    Closely related to awareness is consciousness. Etymologically, to be conscious of something is to share knowledge of it with someone else or with oneself. Among the many definitions discussed by Zeman (2001), the definition of consciousness that is more compatible with Yoga is “awareness of awareness.” In Yogic terms, the spiritual growth occurs as one gradually elevates one’s consciousness through disciplined practices. Furthermore, each chakra, or energy center represents a level of consciousness, which is transcended as the Kundalini energy ascends through the Sushumma nadi. A measurable effect of increased levels of consciousness is the transcendence of the physical existence. This interpretation is present throughout Yogic literature. Swami Mukti Bodhananda (1999, p. 85) explains the Kundalini awakening as the separation of energy from matter. Similarly, Swami Vishnu-devananda (1988, p. 230) describes that after gaining control over prana, the mind can send nerve current without the Ida or Pingala nadis, which is the means by which the Yogi gets rid of the bondage of matter. Among the changes that are thought to occur as physical existence is transcended, yogic literature explains that there is also an increased intuitive ability beyond psychological understanding, as well as siddhis, or extra-sensory perceptions (ESP) be explained by known physical or biological mechanisms.
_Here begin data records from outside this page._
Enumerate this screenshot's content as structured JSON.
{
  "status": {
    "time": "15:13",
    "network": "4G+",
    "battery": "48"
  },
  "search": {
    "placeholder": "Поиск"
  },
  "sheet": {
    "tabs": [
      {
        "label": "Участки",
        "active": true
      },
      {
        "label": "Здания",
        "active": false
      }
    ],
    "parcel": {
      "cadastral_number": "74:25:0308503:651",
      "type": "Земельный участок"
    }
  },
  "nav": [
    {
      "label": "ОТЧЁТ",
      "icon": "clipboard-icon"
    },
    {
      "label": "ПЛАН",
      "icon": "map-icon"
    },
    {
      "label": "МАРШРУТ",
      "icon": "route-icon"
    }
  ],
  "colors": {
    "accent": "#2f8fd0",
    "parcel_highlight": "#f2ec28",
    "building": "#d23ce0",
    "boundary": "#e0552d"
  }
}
In almost all the cases when psychic abilities are reported, individuals have little or no control this ability and they cannot exhibit it by choice, or even remain fully alert or conscious through the phenomena (Krishna, 1993, p. 384). In the words of Swami Vishnu-Devananda (1988, p. 277), intuition “transcends reason and brings knowledge and wisdom”. The aim of Yoga is to continue elevating the level of consciousness, leading to the understanding of the nature of reality.

Cause and Effect
    A natural question that arises in the Western scientific mind is the direction of cause and effect. Do physiological adaptations in the brain cause changes in the heart or is this relationship reversed? Is the control of the Vagus nerve the cause of changes in the heart and the brain or is the control of the Vagus nerve simply an effect of such changes? But thinking in simple linear cause-and-effect may be inappropriate in understanding Yoga experiences. Changes in the physical body are thought to be just a mere symptom of deeper changes in mental functions and spiritual progress.

The Continuing Journey

After the ascent of serpent energy through the Sushumma, the Kundalini energy reverts back to the base of the spine, bringing the Yogi back to normal consciousness. The Yogi has now taken a peek at the nature of reality and balanced the intuitive, holistic and subjective Eastern mind and the Western logical, objective and analytical mind. Even after transcending time and space and the fear of death, the spiritual journey of the Yogi continues with challenges beyond our understanding, deepening even further the knowledge of the breath, the brain and the heart.


Suárez‐Rubio S. From Eastern Metaphysics to Western Psychology: The Brain, the Heart and the Breath. Cornell University (thesis). Ithaca, NY: Cornell University. 2007.